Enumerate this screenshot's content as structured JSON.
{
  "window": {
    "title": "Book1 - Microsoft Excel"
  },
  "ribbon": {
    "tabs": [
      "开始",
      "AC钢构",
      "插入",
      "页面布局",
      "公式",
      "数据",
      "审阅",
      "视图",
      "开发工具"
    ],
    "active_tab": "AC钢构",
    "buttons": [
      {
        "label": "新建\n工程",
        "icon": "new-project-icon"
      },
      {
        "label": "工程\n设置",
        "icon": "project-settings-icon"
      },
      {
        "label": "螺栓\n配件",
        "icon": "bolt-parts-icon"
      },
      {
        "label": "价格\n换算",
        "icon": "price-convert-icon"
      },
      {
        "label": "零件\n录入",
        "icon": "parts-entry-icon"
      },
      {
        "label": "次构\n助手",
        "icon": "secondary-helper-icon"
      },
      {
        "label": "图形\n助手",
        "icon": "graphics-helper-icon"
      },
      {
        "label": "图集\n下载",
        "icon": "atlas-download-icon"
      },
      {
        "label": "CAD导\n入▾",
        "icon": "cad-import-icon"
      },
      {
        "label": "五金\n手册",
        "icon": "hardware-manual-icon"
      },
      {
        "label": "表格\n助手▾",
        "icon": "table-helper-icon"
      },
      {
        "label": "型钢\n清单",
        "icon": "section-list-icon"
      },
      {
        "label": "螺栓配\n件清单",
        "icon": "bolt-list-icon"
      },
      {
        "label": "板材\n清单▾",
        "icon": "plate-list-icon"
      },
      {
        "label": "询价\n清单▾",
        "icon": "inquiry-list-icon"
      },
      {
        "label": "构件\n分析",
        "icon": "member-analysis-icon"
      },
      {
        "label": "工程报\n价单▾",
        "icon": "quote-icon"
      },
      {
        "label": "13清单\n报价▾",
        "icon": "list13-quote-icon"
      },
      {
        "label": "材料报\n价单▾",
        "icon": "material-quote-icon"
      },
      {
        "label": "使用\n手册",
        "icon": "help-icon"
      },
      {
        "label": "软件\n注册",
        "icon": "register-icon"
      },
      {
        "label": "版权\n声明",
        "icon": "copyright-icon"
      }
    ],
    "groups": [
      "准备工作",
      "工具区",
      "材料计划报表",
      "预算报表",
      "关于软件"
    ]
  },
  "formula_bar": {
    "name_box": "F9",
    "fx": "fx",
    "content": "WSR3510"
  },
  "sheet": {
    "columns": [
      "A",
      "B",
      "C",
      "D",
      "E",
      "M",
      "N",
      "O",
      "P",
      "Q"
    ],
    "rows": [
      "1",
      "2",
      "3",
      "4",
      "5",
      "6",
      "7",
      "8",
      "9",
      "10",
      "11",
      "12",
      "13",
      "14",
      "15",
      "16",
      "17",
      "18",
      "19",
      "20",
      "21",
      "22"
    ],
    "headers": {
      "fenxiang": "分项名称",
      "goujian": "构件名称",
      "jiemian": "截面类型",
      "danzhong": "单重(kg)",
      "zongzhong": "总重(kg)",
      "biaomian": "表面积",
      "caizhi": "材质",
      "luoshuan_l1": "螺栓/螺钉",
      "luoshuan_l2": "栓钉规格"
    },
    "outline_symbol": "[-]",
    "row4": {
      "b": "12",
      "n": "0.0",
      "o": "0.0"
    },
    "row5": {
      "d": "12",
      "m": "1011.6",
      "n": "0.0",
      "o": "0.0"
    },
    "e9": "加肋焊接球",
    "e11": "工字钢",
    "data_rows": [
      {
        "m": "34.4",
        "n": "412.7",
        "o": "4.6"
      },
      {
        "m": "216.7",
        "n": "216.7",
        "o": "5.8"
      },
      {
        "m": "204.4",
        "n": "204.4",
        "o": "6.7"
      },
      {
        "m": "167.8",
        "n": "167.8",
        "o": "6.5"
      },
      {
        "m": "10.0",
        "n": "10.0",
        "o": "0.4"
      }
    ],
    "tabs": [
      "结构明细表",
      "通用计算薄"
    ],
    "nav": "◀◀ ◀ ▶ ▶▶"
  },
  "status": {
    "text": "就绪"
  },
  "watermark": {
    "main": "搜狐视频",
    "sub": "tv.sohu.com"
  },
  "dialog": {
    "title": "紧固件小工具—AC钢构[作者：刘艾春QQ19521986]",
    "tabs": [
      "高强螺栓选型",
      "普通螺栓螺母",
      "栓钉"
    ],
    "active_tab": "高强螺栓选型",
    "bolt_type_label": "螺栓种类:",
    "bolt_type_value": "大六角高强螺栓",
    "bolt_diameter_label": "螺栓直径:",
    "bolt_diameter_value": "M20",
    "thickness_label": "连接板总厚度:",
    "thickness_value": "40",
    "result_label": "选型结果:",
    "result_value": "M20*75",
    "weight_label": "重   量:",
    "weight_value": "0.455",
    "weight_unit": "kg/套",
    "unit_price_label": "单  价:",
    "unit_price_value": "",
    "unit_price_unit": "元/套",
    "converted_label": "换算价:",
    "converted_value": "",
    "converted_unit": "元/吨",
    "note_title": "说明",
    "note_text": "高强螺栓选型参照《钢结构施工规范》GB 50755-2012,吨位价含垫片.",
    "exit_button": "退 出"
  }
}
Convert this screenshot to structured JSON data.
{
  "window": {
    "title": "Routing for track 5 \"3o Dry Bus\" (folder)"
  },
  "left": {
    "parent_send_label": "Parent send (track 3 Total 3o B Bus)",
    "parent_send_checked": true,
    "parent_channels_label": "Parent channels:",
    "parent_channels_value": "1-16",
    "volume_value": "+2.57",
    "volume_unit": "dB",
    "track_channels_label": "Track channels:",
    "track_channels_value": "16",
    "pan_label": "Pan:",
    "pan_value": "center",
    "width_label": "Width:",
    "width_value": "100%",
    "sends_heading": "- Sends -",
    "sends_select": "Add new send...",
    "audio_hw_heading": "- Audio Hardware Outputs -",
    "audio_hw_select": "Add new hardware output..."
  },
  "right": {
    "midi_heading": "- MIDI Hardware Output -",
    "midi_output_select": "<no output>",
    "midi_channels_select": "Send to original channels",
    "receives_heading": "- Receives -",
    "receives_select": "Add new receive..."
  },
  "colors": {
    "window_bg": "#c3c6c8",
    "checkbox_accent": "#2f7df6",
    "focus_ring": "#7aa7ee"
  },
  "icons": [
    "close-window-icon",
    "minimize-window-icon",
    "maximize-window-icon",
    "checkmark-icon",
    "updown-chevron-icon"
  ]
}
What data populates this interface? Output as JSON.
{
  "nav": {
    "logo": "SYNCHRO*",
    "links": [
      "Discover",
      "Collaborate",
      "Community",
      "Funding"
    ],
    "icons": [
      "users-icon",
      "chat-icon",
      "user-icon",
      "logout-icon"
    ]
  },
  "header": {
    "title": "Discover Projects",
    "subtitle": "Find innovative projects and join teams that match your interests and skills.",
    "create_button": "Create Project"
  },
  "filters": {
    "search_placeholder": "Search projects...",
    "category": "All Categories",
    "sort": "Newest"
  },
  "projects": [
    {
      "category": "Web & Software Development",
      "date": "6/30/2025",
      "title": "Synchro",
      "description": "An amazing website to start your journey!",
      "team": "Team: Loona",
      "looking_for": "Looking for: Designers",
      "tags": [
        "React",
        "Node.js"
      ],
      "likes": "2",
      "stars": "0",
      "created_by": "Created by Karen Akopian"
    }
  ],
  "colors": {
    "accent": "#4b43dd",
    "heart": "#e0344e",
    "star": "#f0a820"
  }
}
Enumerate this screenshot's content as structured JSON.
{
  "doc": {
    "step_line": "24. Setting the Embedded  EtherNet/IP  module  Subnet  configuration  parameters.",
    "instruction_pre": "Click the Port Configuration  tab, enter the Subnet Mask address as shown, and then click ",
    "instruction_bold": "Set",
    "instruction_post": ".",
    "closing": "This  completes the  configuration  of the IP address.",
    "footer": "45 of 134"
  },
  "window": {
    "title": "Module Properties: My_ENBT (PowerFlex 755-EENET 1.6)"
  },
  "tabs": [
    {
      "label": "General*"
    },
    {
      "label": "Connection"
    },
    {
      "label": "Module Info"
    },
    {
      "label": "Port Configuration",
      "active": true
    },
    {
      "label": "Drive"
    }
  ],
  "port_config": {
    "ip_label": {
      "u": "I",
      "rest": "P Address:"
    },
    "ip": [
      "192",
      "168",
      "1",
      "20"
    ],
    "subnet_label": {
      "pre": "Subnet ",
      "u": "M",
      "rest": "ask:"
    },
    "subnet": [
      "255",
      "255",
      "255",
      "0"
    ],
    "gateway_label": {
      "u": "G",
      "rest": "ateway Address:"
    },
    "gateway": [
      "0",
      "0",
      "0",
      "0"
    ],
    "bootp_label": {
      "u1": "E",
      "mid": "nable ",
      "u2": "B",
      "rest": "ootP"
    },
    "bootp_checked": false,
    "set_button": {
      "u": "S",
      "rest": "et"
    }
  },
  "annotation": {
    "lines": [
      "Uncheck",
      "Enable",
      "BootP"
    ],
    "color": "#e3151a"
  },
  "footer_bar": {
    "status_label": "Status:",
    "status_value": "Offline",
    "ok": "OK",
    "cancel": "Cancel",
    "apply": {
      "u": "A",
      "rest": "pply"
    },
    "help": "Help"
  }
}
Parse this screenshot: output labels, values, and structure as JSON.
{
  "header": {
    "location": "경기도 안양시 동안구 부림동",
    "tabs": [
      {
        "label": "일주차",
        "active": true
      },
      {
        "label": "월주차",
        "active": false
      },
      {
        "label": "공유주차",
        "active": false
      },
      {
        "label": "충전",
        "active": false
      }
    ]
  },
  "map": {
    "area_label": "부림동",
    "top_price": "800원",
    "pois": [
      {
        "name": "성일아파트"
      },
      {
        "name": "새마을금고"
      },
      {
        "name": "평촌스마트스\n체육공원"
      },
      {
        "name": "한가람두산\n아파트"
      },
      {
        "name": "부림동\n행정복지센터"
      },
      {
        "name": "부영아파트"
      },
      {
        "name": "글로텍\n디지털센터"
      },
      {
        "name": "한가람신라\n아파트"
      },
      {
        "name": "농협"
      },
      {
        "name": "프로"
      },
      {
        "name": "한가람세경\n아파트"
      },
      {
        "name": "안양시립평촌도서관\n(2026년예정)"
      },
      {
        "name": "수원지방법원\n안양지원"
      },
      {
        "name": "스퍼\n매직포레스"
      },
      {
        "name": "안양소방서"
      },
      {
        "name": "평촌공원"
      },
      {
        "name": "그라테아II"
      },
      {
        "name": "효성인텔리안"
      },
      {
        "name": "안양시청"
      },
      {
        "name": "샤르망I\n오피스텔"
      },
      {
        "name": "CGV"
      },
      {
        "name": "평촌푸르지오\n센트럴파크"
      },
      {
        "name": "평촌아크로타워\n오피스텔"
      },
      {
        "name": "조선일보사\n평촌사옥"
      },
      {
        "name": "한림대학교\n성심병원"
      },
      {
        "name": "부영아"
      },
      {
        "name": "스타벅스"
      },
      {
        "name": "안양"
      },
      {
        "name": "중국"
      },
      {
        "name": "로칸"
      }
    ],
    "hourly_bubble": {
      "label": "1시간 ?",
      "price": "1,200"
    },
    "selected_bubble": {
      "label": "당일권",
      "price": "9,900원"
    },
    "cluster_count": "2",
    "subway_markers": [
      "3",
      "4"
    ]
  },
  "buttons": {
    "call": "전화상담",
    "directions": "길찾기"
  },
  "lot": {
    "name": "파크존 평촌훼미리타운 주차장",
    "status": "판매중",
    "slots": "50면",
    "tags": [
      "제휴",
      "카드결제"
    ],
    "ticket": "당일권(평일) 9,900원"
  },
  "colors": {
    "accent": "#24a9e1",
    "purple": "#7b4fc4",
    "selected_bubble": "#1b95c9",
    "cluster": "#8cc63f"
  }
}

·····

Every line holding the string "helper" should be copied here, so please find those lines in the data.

*Answer box:*
        "icon": "secondary-helper-icon"
        "icon": "graphics-helper-icon"
        "icon": "table-helper-icon"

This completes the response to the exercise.